EXERCISE:
In the material below, find each line that contains the word "time" and copy it.

RECORDS FOR THE TASK Start Marker

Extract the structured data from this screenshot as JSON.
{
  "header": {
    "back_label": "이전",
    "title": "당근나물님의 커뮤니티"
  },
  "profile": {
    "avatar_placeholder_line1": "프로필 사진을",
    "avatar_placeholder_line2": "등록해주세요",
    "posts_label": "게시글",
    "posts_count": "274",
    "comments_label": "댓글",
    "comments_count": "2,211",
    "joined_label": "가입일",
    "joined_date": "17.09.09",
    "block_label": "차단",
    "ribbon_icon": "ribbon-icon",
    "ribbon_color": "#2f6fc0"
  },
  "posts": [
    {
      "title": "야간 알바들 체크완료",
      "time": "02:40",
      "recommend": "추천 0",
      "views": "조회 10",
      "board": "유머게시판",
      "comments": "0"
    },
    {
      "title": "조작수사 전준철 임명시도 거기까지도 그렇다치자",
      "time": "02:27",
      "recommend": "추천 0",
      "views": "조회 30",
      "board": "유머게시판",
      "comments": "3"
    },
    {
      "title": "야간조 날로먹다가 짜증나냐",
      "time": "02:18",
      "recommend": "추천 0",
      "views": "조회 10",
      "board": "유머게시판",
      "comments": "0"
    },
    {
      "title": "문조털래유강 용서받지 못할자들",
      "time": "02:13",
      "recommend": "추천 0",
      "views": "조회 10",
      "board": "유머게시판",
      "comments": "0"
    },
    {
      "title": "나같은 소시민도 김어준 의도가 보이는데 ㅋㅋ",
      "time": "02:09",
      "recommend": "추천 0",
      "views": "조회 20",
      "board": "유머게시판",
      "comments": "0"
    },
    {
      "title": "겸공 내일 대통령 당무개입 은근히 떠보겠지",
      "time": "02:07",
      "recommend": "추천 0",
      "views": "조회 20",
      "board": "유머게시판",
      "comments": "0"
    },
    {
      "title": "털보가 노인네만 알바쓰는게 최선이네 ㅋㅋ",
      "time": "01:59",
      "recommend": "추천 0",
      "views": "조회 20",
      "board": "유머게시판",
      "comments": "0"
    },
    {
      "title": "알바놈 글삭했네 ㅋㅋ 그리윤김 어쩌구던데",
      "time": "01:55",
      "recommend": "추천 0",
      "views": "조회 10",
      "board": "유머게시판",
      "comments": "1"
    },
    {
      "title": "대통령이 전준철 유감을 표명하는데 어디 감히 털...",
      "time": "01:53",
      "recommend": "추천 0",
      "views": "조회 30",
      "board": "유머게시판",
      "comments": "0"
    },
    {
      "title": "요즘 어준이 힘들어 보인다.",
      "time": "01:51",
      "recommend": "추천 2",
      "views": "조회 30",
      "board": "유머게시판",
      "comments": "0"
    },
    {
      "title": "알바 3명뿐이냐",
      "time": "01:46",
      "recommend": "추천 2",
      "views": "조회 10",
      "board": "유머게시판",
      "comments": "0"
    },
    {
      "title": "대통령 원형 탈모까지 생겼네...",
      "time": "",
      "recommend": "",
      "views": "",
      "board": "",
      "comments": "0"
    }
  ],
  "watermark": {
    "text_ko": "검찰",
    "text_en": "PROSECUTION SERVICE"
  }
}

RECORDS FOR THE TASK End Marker

FINAL ANSWER:
      "time": "02:40",
      "time": "02:27",
      "time": "02:18",
      "time": "02:13",
      "time": "02:09",
      "time": "02:07",
      "time": "01:59",
      "time": "01:55",
      "time": "01:53",
      "time": "01:51",
      "time": "01:46",
      "time": "",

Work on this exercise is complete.